*Exercise brief:*
Reproduce every entry that follows word for word, but omit the images.

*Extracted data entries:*
=== Begin Enclosure ===
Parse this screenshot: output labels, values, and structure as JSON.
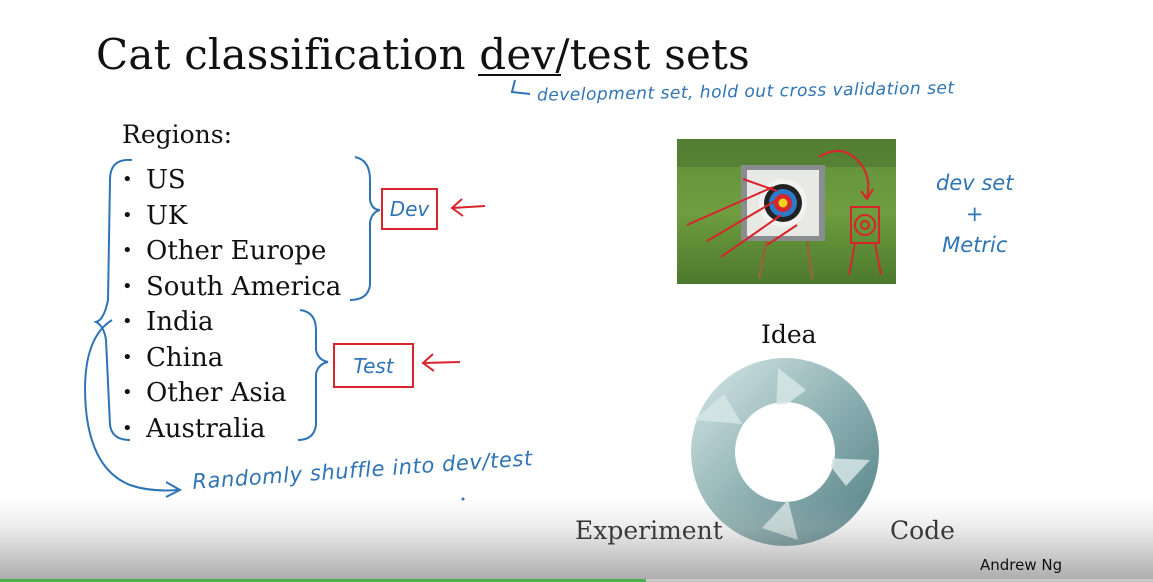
{
  "slide": {
    "title": "Cat classification dev/test sets",
    "regions_label": "Regions:",
    "bullet": "•",
    "regions": [
      "US",
      "UK",
      "Other Europe",
      "South America",
      "India",
      "China",
      "Other Asia",
      "Australia"
    ],
    "cycle": {
      "idea": "Idea",
      "code": "Code",
      "experiment": "Experiment"
    },
    "author": "Andrew Ng"
  },
  "annotations": {
    "dev_definition": "development set, hold out cross validation set",
    "dev_box": "Dev",
    "test_box": "Test",
    "shuffle_note": "Randomly shuffle into dev/test",
    "devset_note_line1": "dev set",
    "devset_note_line2": "+",
    "devset_note_line3": "Metric"
  },
  "video": {
    "progress": 0.56
  },
  "colors": {
    "pen_blue": "#2f74b4",
    "pen_red": "#d8242b",
    "progress": "#4caf50"
  }
}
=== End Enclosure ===
*Task solution:*
Parse this screenshot: output labels, values, and structure as JSON.
{
  "slide": {
    "title": "Cat classification dev/test sets",
    "regions_label": "Regions:",
    "bullet": "•",
    "regions": [
      "US",
      "UK",
      "Other Europe",
      "South America",
      "India",
      "China",
      "Other Asia",
      "Australia"
    ],
    "cycle": {
      "idea": "Idea",
      "code": "Code",
      "experiment": "Experiment"
    },
    "author": "Andrew Ng"
  },
  "annotations": {
    "dev_definition": "development set, hold out cross validation set",
    "dev_box": "Dev",
    "test_box": "Test",
    "shuffle_note": "Randomly shuffle into dev/test",
    "devset_note_line1": "dev set",
    "devset_note_line2": "+",
    "devset_note_line3": "Metric"
  },
  "video": {
    "progress": 0.56
  },
  "colors": {
    "pen_blue": "#2f74b4",
    "pen_red": "#d8242b",
    "progress": "#4caf50"
  }
}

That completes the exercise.